How is living through the pandemic like space?

By Ande Jacobson

I have long loved the world of Star Trek and science fiction in general. I can remember imagining possibilities as a child while walking to school, wishing that it were possible to be beamed up to a starship to travel to new worlds and join with others in exploring the vastness of space. In the real world of my childhood, I got to watch, along with the rest of the world, as Neil Armstrong and Buzz Aldrin walked and jumped on the moon for the first time. Although very different from the pictures painted by my favorite television series, it was a breathtaking adventure that sparked many dreams.

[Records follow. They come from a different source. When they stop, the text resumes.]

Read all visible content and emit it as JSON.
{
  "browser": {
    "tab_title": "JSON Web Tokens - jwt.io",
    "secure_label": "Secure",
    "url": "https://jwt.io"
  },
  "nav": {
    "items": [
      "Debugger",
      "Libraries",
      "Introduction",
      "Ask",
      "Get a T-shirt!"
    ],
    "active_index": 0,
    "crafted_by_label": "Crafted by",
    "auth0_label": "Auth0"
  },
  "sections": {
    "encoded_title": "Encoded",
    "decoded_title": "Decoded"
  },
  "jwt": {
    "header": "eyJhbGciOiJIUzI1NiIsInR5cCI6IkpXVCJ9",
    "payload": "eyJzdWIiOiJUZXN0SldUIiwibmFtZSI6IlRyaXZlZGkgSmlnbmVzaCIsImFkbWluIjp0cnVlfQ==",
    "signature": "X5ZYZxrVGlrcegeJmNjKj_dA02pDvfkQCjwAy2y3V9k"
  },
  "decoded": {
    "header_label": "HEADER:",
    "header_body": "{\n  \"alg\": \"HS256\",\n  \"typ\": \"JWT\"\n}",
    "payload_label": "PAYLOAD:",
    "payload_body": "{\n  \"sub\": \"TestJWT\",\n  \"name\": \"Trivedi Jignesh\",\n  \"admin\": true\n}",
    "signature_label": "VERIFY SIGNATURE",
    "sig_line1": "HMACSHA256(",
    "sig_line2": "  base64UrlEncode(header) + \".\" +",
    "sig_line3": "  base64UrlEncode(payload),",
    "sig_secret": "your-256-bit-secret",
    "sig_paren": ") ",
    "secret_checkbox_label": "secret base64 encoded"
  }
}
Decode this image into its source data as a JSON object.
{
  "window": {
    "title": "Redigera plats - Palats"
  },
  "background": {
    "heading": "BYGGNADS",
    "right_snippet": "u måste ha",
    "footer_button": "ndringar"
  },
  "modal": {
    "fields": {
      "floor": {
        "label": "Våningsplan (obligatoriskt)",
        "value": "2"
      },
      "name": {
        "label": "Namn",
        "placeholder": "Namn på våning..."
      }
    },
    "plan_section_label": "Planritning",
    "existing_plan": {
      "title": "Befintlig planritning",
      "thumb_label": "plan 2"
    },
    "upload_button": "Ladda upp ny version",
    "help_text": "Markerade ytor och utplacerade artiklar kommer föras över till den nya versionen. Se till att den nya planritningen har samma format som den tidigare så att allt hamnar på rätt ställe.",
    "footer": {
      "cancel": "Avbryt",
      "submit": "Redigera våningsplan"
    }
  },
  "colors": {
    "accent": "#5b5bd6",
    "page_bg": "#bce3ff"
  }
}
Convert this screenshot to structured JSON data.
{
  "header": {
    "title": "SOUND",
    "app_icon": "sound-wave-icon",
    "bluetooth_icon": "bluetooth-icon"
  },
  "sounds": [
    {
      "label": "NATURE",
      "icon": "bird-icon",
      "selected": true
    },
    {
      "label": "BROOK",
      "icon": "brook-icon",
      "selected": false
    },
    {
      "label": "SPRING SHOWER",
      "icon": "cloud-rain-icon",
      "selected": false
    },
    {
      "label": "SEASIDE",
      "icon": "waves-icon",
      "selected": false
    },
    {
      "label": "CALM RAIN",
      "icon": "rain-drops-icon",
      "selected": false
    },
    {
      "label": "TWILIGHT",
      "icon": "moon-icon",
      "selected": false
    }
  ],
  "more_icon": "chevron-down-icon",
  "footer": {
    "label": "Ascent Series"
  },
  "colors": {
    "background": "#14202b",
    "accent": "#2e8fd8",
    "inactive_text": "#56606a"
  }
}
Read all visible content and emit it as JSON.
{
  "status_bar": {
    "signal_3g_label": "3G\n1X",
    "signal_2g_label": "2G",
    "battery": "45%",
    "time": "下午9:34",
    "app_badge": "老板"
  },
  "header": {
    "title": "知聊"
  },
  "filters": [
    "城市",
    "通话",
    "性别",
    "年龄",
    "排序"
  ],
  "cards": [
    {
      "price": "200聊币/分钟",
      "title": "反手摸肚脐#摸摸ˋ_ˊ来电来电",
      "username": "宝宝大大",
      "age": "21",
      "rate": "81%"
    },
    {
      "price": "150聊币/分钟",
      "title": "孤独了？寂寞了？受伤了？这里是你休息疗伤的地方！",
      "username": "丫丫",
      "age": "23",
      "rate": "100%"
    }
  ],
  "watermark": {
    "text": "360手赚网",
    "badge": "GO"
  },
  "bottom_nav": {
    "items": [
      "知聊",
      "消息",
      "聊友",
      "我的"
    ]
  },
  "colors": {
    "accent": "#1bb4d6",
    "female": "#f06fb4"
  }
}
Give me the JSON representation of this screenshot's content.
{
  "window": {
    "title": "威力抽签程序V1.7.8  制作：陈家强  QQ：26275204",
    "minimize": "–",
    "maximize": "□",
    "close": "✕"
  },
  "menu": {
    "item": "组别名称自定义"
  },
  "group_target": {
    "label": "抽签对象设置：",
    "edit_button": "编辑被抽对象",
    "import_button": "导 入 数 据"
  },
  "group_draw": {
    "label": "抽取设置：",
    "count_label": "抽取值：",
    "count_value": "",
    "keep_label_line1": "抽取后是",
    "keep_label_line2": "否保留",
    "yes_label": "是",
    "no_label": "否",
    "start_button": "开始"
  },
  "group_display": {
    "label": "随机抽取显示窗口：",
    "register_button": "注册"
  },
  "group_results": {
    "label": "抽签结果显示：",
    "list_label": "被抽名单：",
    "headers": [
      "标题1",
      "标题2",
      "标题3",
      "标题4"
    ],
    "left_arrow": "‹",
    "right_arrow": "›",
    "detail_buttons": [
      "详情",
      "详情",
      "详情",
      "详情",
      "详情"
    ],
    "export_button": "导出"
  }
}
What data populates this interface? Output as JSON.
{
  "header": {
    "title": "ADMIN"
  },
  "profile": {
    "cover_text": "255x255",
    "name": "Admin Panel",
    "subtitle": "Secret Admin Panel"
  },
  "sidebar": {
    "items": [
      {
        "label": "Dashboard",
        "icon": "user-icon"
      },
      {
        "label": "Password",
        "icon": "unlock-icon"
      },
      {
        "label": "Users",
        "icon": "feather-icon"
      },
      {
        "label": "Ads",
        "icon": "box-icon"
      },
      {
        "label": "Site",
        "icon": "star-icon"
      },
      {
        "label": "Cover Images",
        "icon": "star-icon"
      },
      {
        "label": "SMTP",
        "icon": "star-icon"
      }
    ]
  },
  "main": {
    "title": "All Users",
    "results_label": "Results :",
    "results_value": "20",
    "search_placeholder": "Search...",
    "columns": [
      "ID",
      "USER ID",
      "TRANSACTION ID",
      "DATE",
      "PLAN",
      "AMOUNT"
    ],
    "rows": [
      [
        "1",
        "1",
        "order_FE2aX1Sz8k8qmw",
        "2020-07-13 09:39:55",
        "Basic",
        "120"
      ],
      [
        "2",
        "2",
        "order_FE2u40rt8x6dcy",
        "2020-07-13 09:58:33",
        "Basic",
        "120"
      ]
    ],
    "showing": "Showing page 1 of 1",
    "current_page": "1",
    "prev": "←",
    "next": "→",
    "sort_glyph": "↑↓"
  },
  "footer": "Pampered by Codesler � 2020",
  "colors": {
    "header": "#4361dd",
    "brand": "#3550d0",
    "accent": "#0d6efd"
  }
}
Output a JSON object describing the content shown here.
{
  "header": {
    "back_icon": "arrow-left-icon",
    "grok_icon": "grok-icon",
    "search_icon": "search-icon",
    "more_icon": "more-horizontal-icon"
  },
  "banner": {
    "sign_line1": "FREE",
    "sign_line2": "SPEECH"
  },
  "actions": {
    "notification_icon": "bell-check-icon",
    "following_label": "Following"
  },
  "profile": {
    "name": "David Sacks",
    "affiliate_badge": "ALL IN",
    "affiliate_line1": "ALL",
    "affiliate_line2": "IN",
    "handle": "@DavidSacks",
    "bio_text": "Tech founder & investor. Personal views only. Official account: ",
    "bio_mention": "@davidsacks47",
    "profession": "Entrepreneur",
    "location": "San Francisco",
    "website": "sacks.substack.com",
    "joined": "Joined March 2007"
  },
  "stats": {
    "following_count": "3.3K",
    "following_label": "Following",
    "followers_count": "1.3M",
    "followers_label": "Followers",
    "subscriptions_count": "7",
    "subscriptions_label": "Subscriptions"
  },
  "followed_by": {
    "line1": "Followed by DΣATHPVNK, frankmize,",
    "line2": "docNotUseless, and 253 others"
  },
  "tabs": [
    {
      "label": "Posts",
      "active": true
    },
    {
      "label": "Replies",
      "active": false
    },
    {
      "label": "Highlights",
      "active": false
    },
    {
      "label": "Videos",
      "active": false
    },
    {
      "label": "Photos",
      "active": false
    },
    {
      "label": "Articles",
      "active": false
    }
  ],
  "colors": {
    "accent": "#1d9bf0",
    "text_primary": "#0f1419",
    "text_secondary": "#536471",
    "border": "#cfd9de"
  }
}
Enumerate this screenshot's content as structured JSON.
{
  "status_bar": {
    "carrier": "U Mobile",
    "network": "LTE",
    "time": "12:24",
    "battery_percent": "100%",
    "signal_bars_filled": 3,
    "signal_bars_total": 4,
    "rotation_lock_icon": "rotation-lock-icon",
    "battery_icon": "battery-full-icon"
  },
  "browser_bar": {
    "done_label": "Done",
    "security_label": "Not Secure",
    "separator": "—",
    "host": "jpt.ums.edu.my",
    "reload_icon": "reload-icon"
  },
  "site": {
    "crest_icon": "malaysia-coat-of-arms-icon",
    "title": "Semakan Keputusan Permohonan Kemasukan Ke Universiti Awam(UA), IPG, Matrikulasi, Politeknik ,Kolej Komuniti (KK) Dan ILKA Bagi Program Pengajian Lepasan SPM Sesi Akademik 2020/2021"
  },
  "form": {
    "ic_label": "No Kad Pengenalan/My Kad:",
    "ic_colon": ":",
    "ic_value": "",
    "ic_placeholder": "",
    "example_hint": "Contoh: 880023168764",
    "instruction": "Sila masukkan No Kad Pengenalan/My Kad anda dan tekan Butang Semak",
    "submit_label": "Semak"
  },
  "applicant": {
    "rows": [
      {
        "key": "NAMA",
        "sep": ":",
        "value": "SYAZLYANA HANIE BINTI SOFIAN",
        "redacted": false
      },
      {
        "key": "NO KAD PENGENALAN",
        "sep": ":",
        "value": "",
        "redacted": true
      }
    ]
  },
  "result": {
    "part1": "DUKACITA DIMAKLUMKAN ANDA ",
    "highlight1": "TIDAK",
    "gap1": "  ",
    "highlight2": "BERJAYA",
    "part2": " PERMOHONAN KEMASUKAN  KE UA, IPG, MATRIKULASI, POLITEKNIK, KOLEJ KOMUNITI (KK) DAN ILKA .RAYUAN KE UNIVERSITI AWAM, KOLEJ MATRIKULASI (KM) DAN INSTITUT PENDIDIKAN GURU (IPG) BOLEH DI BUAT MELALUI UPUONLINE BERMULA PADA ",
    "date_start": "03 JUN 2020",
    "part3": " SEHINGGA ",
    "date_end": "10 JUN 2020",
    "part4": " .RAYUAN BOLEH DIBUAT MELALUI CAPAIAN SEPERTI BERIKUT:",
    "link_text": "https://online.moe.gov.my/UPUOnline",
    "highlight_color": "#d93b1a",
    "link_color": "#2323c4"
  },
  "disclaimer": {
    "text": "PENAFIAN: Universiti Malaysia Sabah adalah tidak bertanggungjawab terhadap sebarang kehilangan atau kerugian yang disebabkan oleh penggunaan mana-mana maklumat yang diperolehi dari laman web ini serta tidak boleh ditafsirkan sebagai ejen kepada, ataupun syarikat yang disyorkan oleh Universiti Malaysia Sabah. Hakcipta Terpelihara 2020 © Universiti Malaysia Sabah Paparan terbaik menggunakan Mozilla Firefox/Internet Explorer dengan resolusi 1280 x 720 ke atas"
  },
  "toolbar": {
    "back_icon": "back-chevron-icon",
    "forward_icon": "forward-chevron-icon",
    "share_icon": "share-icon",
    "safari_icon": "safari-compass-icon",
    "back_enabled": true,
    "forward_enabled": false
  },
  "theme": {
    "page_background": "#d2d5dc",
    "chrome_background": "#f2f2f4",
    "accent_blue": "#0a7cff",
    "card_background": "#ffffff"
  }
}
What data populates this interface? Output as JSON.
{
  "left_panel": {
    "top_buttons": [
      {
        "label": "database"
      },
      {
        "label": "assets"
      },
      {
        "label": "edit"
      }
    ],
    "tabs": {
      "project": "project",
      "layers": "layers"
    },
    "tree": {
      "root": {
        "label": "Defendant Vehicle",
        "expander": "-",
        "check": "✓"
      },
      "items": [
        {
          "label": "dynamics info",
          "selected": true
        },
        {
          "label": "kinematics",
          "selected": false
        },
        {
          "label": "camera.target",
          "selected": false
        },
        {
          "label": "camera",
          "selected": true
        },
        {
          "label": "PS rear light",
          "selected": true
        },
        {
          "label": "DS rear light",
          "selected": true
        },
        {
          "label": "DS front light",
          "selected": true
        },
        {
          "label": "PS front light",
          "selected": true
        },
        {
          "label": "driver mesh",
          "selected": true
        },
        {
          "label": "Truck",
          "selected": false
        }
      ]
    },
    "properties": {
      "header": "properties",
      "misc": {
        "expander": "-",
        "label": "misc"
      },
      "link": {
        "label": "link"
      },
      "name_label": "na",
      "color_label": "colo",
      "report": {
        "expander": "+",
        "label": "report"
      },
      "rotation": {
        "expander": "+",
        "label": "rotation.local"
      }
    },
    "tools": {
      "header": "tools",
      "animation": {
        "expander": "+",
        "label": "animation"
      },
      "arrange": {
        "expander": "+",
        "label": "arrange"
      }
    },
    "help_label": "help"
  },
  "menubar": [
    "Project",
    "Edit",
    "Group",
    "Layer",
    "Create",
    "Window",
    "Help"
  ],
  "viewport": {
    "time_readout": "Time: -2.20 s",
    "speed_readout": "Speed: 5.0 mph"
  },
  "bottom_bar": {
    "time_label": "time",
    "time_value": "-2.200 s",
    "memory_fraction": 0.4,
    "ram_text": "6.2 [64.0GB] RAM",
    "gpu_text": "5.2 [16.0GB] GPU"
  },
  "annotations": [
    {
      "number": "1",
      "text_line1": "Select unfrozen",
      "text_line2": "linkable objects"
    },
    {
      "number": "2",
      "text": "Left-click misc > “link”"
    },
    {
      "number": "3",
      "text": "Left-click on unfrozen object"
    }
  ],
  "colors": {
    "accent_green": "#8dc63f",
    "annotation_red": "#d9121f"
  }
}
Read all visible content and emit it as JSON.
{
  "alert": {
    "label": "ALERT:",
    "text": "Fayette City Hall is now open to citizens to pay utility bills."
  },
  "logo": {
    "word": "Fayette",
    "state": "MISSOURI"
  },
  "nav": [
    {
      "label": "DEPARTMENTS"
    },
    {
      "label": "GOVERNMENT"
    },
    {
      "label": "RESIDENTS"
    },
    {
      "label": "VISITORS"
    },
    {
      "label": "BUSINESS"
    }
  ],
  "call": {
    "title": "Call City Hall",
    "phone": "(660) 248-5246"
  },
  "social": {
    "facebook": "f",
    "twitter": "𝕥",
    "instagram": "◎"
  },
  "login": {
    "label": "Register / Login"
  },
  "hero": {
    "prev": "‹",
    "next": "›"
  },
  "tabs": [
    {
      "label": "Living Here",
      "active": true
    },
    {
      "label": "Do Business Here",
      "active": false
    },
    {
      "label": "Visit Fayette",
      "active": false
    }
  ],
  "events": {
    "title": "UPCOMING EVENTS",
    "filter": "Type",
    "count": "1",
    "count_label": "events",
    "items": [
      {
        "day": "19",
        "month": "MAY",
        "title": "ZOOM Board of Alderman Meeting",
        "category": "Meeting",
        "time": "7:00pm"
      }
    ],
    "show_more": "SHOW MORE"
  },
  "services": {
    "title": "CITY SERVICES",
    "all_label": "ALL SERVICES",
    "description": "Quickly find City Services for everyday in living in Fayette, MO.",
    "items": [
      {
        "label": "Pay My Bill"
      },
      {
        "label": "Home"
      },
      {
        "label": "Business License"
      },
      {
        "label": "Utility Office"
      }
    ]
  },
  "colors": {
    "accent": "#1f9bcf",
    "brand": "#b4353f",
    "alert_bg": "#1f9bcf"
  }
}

I later studied space travel and learned how manned space flight changed over time beginning with the U.S. Gemini and Apollo programs through the advent of Skylab, Mir, and the International Space Station. Various probes and telescopes continue to explore beyond the earth’s boundaries to give us crucial information about what’s really out there. We still haven’t achieved the level of development depicted in the Star Trek universe, nor have we discovered the kinds of life imagined by various science fiction writers, but we have grown outward and created stories, both real and imagined, related to what’s beyond our little blue planet. Continue reading